Following a bountiful holiday season that included a contract win from an existing customer and new debt funding, Cyan this week raised its outlook for fourth-quarter revenue.
The vendor now expects revenue for the fourth quarter in the $30 million to $31 million range -- a bump up from the range of $24 million to $26 million it had quoted earlier. In a statement, Cyan Inc. CEO Mark Floyd said the company has seen greater than expected demand for its Z-Series optical platform for metro and regional 100G and packet applications.
The brightened revenue outlook comes two weeks after Cyan announced it had won a deal from existing customer Windstream Communications Inc. (Nasdaq: WIN) for the Z-Series to be deployed in the carrier's metro and regional networks to help it offer faster broadband to residential and business customers, as well as improve the carrier's ability to compete for data center and cloud connectivity opportunities. (See Windstream Taps Cyan for 100G Upgrade.)

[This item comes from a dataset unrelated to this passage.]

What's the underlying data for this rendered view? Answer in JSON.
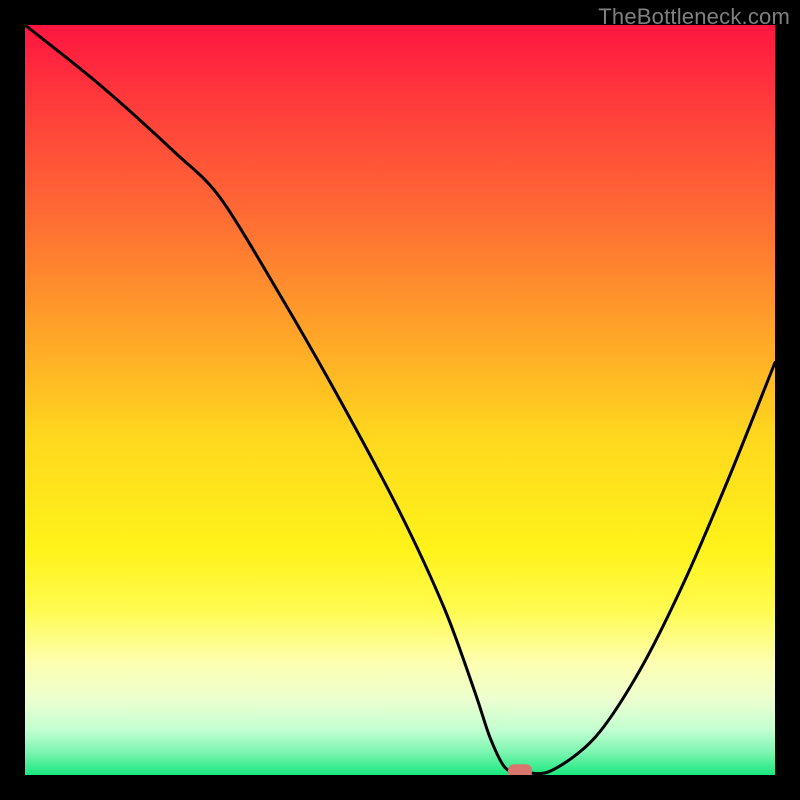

Though Windstream has often been Cyan's biggest revenue contributor on a quarter-to-quarter basis, the December announcement represented an expansion of the vendor's role at Windstream from its previous, smaller role supporting mobile backhaul applications, according to Joe Cumello, vice president of marketing at Cyan.
Cumello tells us that Cyan will further elaborate on the reasons for its change in outlook when the company reports fourth-quarter earnings on Feb. 18. For now, he's dancing around the question of how much the higher revenue projection has to do with the Windstream deal, saying that Cyan saw increased interest "across all markets" for its optical and SDN/NFV products.
Industry analysts are keenly watching Cyan for some progress in converting its numerous SDN/NFV trials into paying contracts. This week's statement from the company also reiterated CEO Floyd's earlier projection that Cyan will do just that during the first half of this year, but how soon such contract wins will translate into revenue remains to be seen.
"We remain concerned that Tier 1 carriers are notoriously slow-moving, and it might be a few quarters before Blue Planet [Cyan's SDN software platform] could hit the top-line for these Tier 1 opportunities," says George Notter, analyst with Jefferies, in a research note.
Lagging SDN purchasing cycles were part of what drove Cyan to size up new funding options late last year. In December, it announced a sale of Convertible Senior Secured Notes to obtain more than $46 million to be used to support ongoing business operations. (See Cyan to Net $46.6M in Notes Sale and Cyan Seeks Funding in SDN Squeeze.)
— Dan O'Shea, Managing Editor, Light Reading